In major fights, the network disconnect for dismounted squads slows communications, Brown said. It affects situational awareness within the common operating picture.

"That doesn't mean the network is the be-all, end-all solution," he said. "That's why we talk network-enable, not network-dependent."

But network integration would help establish favorable conditions while retaining the squad's ability to react, he said. The Army doesn't quite have the technology yet to accomplish that, but leaders must extend it to every Soldier and take advantage of the younger generation's knack for iPhones, texting and other gadgets.

"This generation and future generations have digital comfort from being connected, the same way I got comfort from being shoulder to shoulder," Brown said. "We were comfortable being close. They'll be comfortable being 300 meters away from each other, and they can text. They don't need to be shoulder to shoulder. … They'll use it effectively in ways we never even thought of."

Stone said industry has flooded the market with quality unmanned systems for current air and ground operations, but a sharper focus is needed for future technologies and options.

"We'll conduct several follow-up sessions with each lab to ensure our priorities remain in synch," he said. "A successful Lab Day will result in more effective and efficient applied research by the Army labs and more capability to Soldiers and units in the field."

MCoE Laboratory Day

WHO: Hosted by the Capabilities Development and Integration Directorate, the event was planned and executed by the Concepts Development Division's science and technology section.

WHAT: Army Research, Development and Engineering Command representatives exchanged ideas with the MCoE on desired materiel and training capabilities for the future maneuver force.

PURPOSE: MCoE's Soldier Requirements Division, Mounted Requirements Division, TCM-Brigade Combat Team Mission Command and Directorate of Training and Doctrine seek to leverage RDECOM resources in developing new technologies to support an Army at war and in the coming years.

Possible tools and materiel solutions

CDID officials said great capabilities are under development. Technology focus areas and programs discussed at MCoE Laboratory Day included:

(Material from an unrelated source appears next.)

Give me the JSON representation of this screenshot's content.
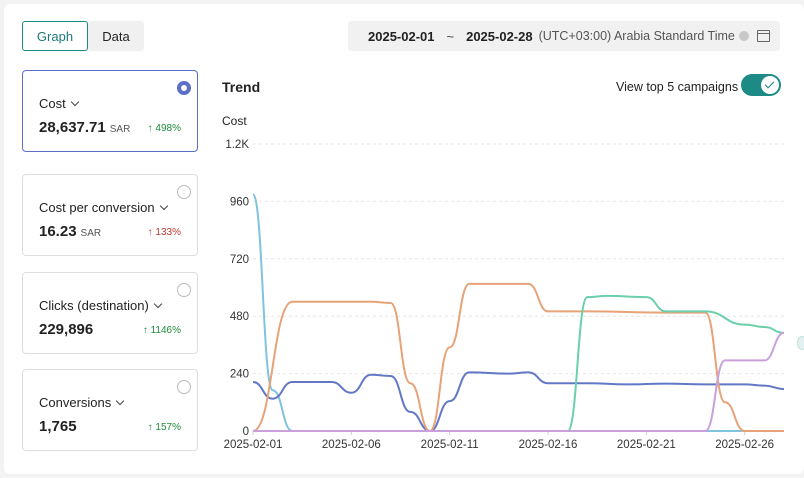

• Accelerated Precision Mortar Initiative
• Individual assault munitions for squads
• Squad Multipurpose Equipment Transport to reduce warfighter loads
• Soldier Protection System
• Army Camouflage Uniform Study (50 different patterns)
• Increase in family of weapon sights

Page last updated Wed August 31st, 2011 at 08:38